>>>
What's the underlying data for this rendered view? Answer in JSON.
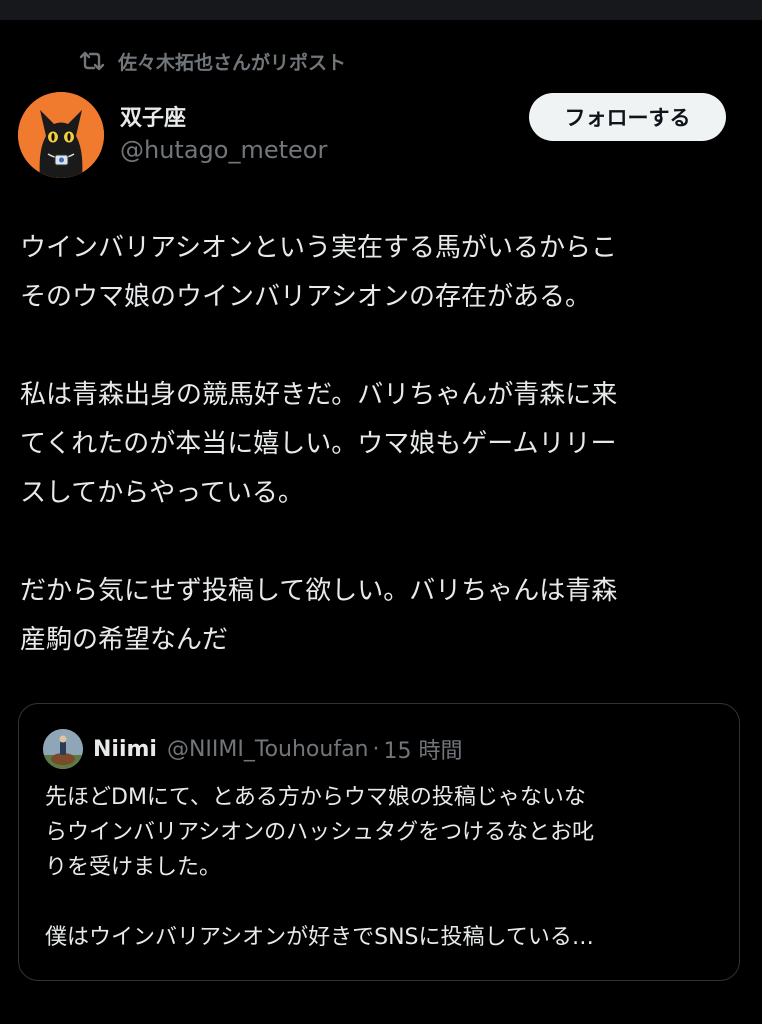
{
  "repost": {
    "icon": "repost-icon",
    "label": "佐々木拓也さんがリポスト"
  },
  "author": {
    "display_name": "双子座",
    "handle": "@hutago_meteor",
    "avatar_icon": "black-cat-avatar",
    "avatar_bg": "#f07a2e"
  },
  "follow_button": {
    "label": "フォローする"
  },
  "tweet": {
    "paragraph_1": "ウインバリアシオンという実在する馬がいるからこ\nそのウマ娘のウインバリアシオンの存在がある。",
    "paragraph_2": "私は青森出身の競馬好きだ。バリちゃんが青森に来\nてくれたのが本当に嬉しい。ウマ娘もゲームリリー\nスしてからやっている。",
    "paragraph_3": "だから気にせず投稿して欲しい。バリちゃんは青森\n産駒の希望なんだ"
  },
  "quote": {
    "name": "Niimi",
    "handle": "@NIIMI_Touhoufan",
    "separator": "·",
    "time": "15 時間",
    "paragraph_1": "先ほどDMにて、とある方からウマ娘の投稿じゃないな\nらウインバリアシオンのハッシュタグをつけるなとお叱\nりを受けました。",
    "paragraph_2": "僕はウインバリアシオンが好きでSNSに投稿している…"
  },
  "colors": {
    "background": "#000000",
    "text": "#e7e9ea",
    "muted": "#71767b",
    "border": "#2f3336",
    "follow_bg": "#eff3f4"
  }
}
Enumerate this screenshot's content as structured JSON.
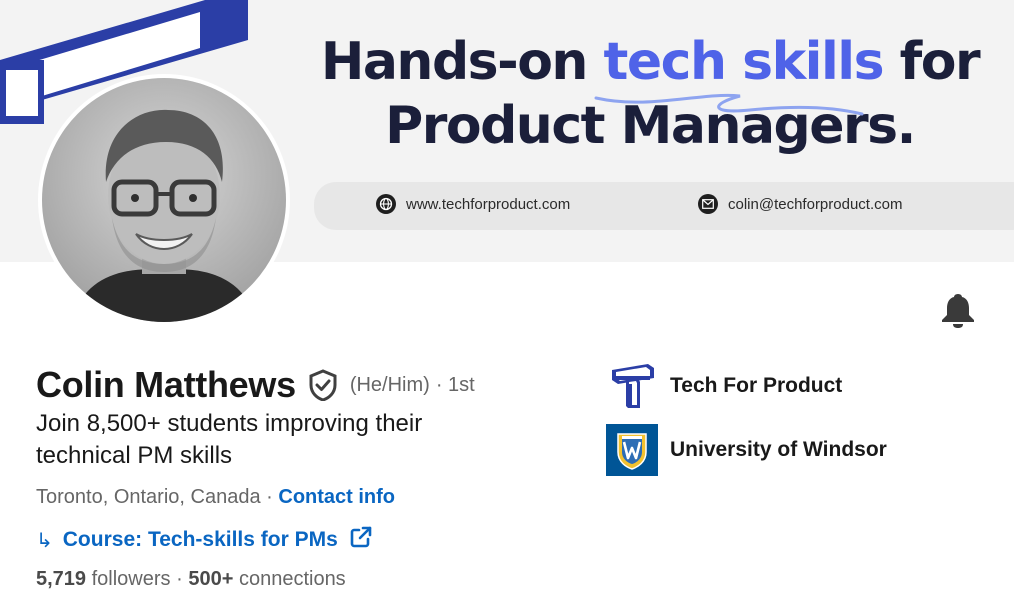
{
  "banner": {
    "headline_part1": "Hands-on ",
    "headline_accent": "tech skills",
    "headline_part2": " for",
    "headline_line2": "Product Managers.",
    "website": "www.techforproduct.com",
    "email": "colin@techforproduct.com",
    "accent_color": "#4f63e8",
    "logo_color": "#2b3ea6",
    "website_icon": "globe-icon",
    "email_icon": "mail-icon"
  },
  "profile": {
    "name": "Colin Matthews",
    "verified_icon": "verified-shield-icon",
    "pronouns": "(He/Him)",
    "degree": "· 1st",
    "tagline": "Join 8,500+ students improving their technical PM skills",
    "location": "Toronto, Ontario, Canada",
    "location_separator": " · ",
    "contact_info_label": "Contact info",
    "course_arrow": "↳",
    "course_label": "Course: Tech-skills for PMs",
    "followers_count": "5,719",
    "followers_label": " followers",
    "stats_separator": " · ",
    "connections_count": "500+",
    "connections_label": " connections",
    "link_color": "#0a66c2"
  },
  "experience": {
    "company": "Tech For Product",
    "company_logo": "tech-for-product-logo",
    "school": "University of Windsor",
    "school_logo": "university-of-windsor-crest"
  },
  "actions": {
    "bell_icon": "notification-bell-icon"
  }
}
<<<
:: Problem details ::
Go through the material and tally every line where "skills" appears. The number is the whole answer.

:: Finished task ::
3